Christina Milletti, “The Erratic”
“A girl is a porous compaction of subcutaneous layers.”
Christina Milletti’s first book, a collection of short stories, was published by Carnegie Mellon University Press. Her fiction has appeared most recently in The Denver Quarterly, American Letters & Commentary, The Cincinnati Review, The Alaska Quarterly Review, The Chicago Review, Harcourt’s Best New American Voices, and Scribner’s Best of the Fiction Workshops (among other places). She teaches in the MA in English/Innovative Writing Program at the University at Buffalo where she founded the Exhibit X Fiction Series. Her novel, Choke Box, is currently circulating with publishers (an excerpt is forthcoming in the Akashic Books anthology Buffalo Noir) and she’s working on a new collection of stories called Erratics.
CB Anderson, “Ghost”
“She inhabited the feeling gingerly, as if it were a tent she’d pitched without instructions. It was standing. It could fall.”
Winner of the New Millennium Award and the Mark Twain Award for short fiction, CB Anderson is a cross-genre writer who has published work in in The Iowa Review, North American Review, Flash Fiction Forward (W.W. Norton & Co.), The Christian Science Monitor, msnbc.com, Redbook, Boston Magazine and elsewhere. Her debut collection of stories, River Talk, issued by C&R Press, was named to Kirkus Reviews’ Best Books of 2014 and received the 2015 Next Generation Indie Book Award for Short Stories. Anderson teaches writing at Boston University, from which she also holds an M.S. in Journalism. Visit her at cbanderson.net.
H. L. Nelson, “A Creature Comes Home”
“His mouth drew up, full of tannins, and he felt like he was chewing on aspirin and chalk, his tongue turning to fine sandpaper and rolling sideways out of his mouth like when you give a dog peanut butter, his cousins laughing at him.”

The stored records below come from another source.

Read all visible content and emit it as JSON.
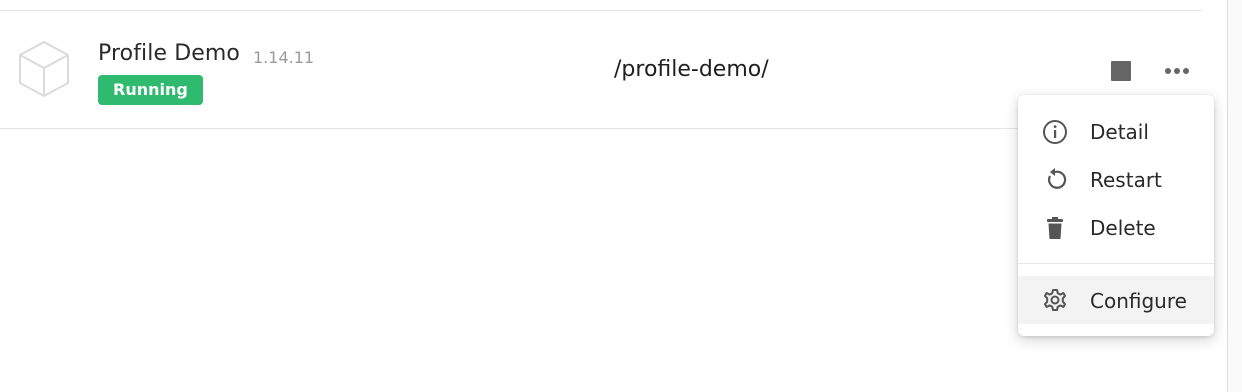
{
  "app": {
    "name": "Profile Demo",
    "version": "1.14.11",
    "status": "Running",
    "status_color": "#2fba6f",
    "path": "/profile-demo/",
    "icon": "cube-icon"
  },
  "actions": {
    "stop_icon": "stop-icon",
    "more_icon": "more-horizontal-icon"
  },
  "menu": {
    "items": [
      {
        "label": "Detail",
        "icon": "info-icon"
      },
      {
        "label": "Restart",
        "icon": "restart-icon"
      },
      {
        "label": "Delete",
        "icon": "trash-icon"
      },
      {
        "label": "Configure",
        "icon": "gear-icon"
      }
    ]
  }
}
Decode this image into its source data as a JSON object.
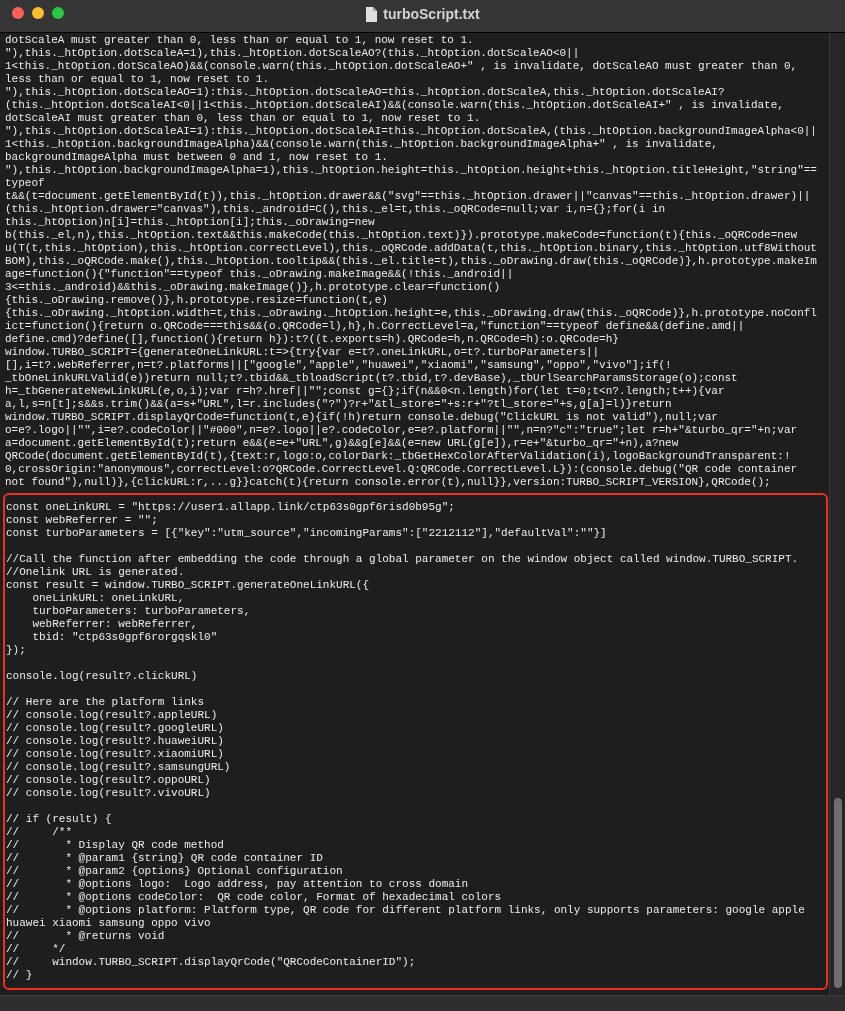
{
  "window": {
    "title": "turboScript.txt"
  },
  "code_lines": [
    "dotScaleA must greater than 0, less than or equal to 1, now reset to 1.",
    "\"),this._htOption.dotScaleA=1),this._htOption.dotScaleAO?(this._htOption.dotScaleAO<0||",
    "1<this._htOption.dotScaleAO)&&(console.warn(this._htOption.dotScaleAO+\" , is invalidate, dotScaleAO must greater than 0,",
    "less than or equal to 1, now reset to 1.",
    "\"),this._htOption.dotScaleAO=1):this._htOption.dotScaleAO=this._htOption.dotScaleA,this._htOption.dotScaleAI?",
    "(this._htOption.dotScaleAI<0||1<this._htOption.dotScaleAI)&&(console.warn(this._htOption.dotScaleAI+\" , is invalidate,",
    "dotScaleAI must greater than 0, less than or equal to 1, now reset to 1.",
    "\"),this._htOption.dotScaleAI=1):this._htOption.dotScaleAI=this._htOption.dotScaleA,(this._htOption.backgroundImageAlpha<0||",
    "1<this._htOption.backgroundImageAlpha)&&(console.warn(this._htOption.backgroundImageAlpha+\" , is invalidate,",
    "backgroundImageAlpha must between 0 and 1, now reset to 1.",
    "\"),this._htOption.backgroundImageAlpha=1),this._htOption.height=this._htOption.height+this._htOption.titleHeight,\"string\"==",
    "typeof",
    "t&&(t=document.getElementById(t)),this._htOption.drawer&&(\"svg\"==this._htOption.drawer||\"canvas\"==this._htOption.drawer)||",
    "(this._htOption.drawer=\"canvas\"),this._android=C(),this._el=t,this._oQRCode=null;var i,n={};for(i in",
    "this._htOption)n[i]=this._htOption[i];this._oDrawing=new",
    "b(this._el,n),this._htOption.text&&this.makeCode(this._htOption.text)}).prototype.makeCode=function(t){this._oQRCode=new",
    "u(T(t,this._htOption),this._htOption.correctLevel),this._oQRCode.addData(t,this._htOption.binary,this._htOption.utf8Without",
    "BOM),this._oQRCode.make(),this._htOption.tooltip&&(this._el.title=t),this._oDrawing.draw(this._oQRCode)},h.prototype.makeIm",
    "age=function(){\"function\"==typeof this._oDrawing.makeImage&&(!this._android||",
    "3<=this._android)&&this._oDrawing.makeImage()},h.prototype.clear=function()",
    "{this._oDrawing.remove()},h.prototype.resize=function(t,e)",
    "{this._oDrawing._htOption.width=t,this._oDrawing._htOption.height=e,this._oDrawing.draw(this._oQRCode)},h.prototype.noConfl",
    "ict=function(){return o.QRCode===this&&(o.QRCode=l),h},h.CorrectLevel=a,\"function\"==typeof define&&(define.amd||",
    "define.cmd)?define([],function(){return h}):t?((t.exports=h).QRCode=h,n.QRCode=h):o.QRCode=h}",
    "window.TURBO_SCRIPT={generateOneLinkURL:t=>{try{var e=t?.oneLinkURL,o=t?.turboParameters||",
    "[],i=t?.webReferrer,n=t?.platforms||[\"google\",\"apple\",\"huawei\",\"xiaomi\",\"samsung\",\"oppo\",\"vivo\"];if(!",
    "_tbOneLinkURLValid(e))return null;t?.tbid&&_tbloadScript(t?.tbid,t?.devBase),_tbUrlSearchParamsStorage(o);const",
    "h=_tbGenerateNewLinkURL(e,o,i);var r=h?.href||\"\";const g={};if(n&&0<n.length)for(let t=0;t<n?.length;t++){var",
    "a,l,s=n[t];s&&s.trim()&&(a=s+\"URL\",l=r.includes(\"?\")?r+\"&tl_store=\"+s:r+\"?tl_store=\"+s,g[a]=l)}return",
    "window.TURBO_SCRIPT.displayQrCode=function(t,e){if(!h)return console.debug(\"ClickURL is not valid\"),null;var",
    "o=e?.logo||\"\",i=e?.codeColor||\"#000\",n=e?.logo||e?.codeColor,e=e?.platform||\"\",n=n?\"c\":\"true\";let r=h+\"&turbo_qr=\"+n;var",
    "a=document.getElementById(t);return e&&(e=e+\"URL\",g)&&g[e]&&(e=new URL(g[e]),r=e+\"&turbo_qr=\"+n),a?new",
    "QRCode(document.getElementById(t),{text:r,logo:o,colorDark:_tbGetHexColorAfterValidation(i),logoBackgroundTransparent:!",
    "0,crossOrigin:\"anonymous\",correctLevel:o?QRCode.CorrectLevel.Q:QRCode.CorrectLevel.L}):(console.debug(\"QR code container",
    "not found\"),null)},{clickURL:r,...g}}catch(t){return console.error(t),null}},version:TURBO_SCRIPT_VERSION},QRCode();"
  ],
  "highlighted_blocks": [
    [
      "const oneLinkURL = \"https://user1.allapp.link/ctp63s0gpf6risd0b95g\";",
      "const webReferrer = \"\";",
      "const turboParameters = [{\"key\":\"utm_source\",\"incomingParams\":[\"2212112\"],\"defaultVal\":\"\"}]"
    ],
    [
      "//Call the function after embedding the code through a global parameter on the window object called window.TURBO_SCRIPT.",
      "//Onelink URL is generated.",
      "const result = window.TURBO_SCRIPT.generateOneLinkURL({",
      "    oneLinkURL: oneLinkURL,",
      "    turboParameters: turboParameters,",
      "    webReferrer: webReferrer,",
      "    tbid: \"ctp63s0gpf6rorgqskl0\"",
      "});"
    ],
    [
      "console.log(result?.clickURL)"
    ],
    [
      "// Here are the platform links",
      "// console.log(result?.appleURL)",
      "// console.log(result?.googleURL)",
      "// console.log(result?.huaweiURL)",
      "// console.log(result?.xiaomiURL)",
      "// console.log(result?.samsungURL)",
      "// console.log(result?.oppoURL)",
      "// console.log(result?.vivoURL)"
    ],
    [
      "// if (result) {",
      "//     /**",
      "//       * Display QR code method",
      "//       * @param1 {string} QR code container ID",
      "//       * @param2 {options} Optional configuration",
      "//       * @options logo:  Logo address, pay attention to cross domain",
      "//       * @options codeColor:  QR code color, Format of hexadecimal colors",
      "//       * @options platform: Platform type, QR code for different platform links, only supports parameters: google apple",
      "huawei xiaomi samsung oppo vivo",
      "//       * @returns void",
      "//     */",
      "//     window.TURBO_SCRIPT.displayQrCode(\"QRCodeContainerID\");",
      "// }"
    ]
  ]
}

H.L. Nelson, a former sidewalk mannequin and stilt walker, heads the online magazine Cease, Cows. Her publications include Nightmare, The Big Click, [PANK], Hobart, Menacing Hedge, plus over 55 others in the last few years. The dark fiction anthology she co-edited, Choose Wisely: 35 Women Up to No Good (Upper Rubber Boot Books), is available now. It includes stories by Joyce Carol Oates, Diane Cook, Cat Rambo, Aimee Bender, Rachel Swirsky, and other badass women. H. L. lives in Dallas (and detests country music and football) with her musician husband, two small boys, and Annabel Lee, their skittish spitz.
Joe Dornich, “The Continuing Controversy of The Snuggle Shack”
“My Snuggle Summary Evaluation does not look promising.”
Joe Dornich is a PhD candidate in Texas Tech’s creative writing program where he also serves as Managing Editor for Iron Horse Literary Review. In addition to writing, Joe is also taking a mail-order course in veterinary medicine. His mailbox is often filled with sick kittens.
Daniel Bullard-Bates, “Rituals”
“If we had only found each other, only discovered our connection, only fucked and loved and talked and comforted each other, only bared our hearts and bodies to each other, we might still be together.”
Daniel Bullard-Bates is not an artificial intelligence. He has strange powers over animals. If he were in a post-apocalyptic wasteland gang, he would shave his head and grow out his beard.
Jennifer Stern, “Part and Counterpart”
“In that far-away cell, which nobody would ever find, I wrote: I am safe here.”
Jennifer Stern is an MFA candidate at Warren Wilson College and a finalist for the Glimmer Train Short Story Award for New Writers. Her short fiction has appeared in journals including Blue Mesa Review, Grist: The Journal for Writers, The Apple Valley Review, and Straylight. “Part and Counterpart” is part of a larger collection of linked stories.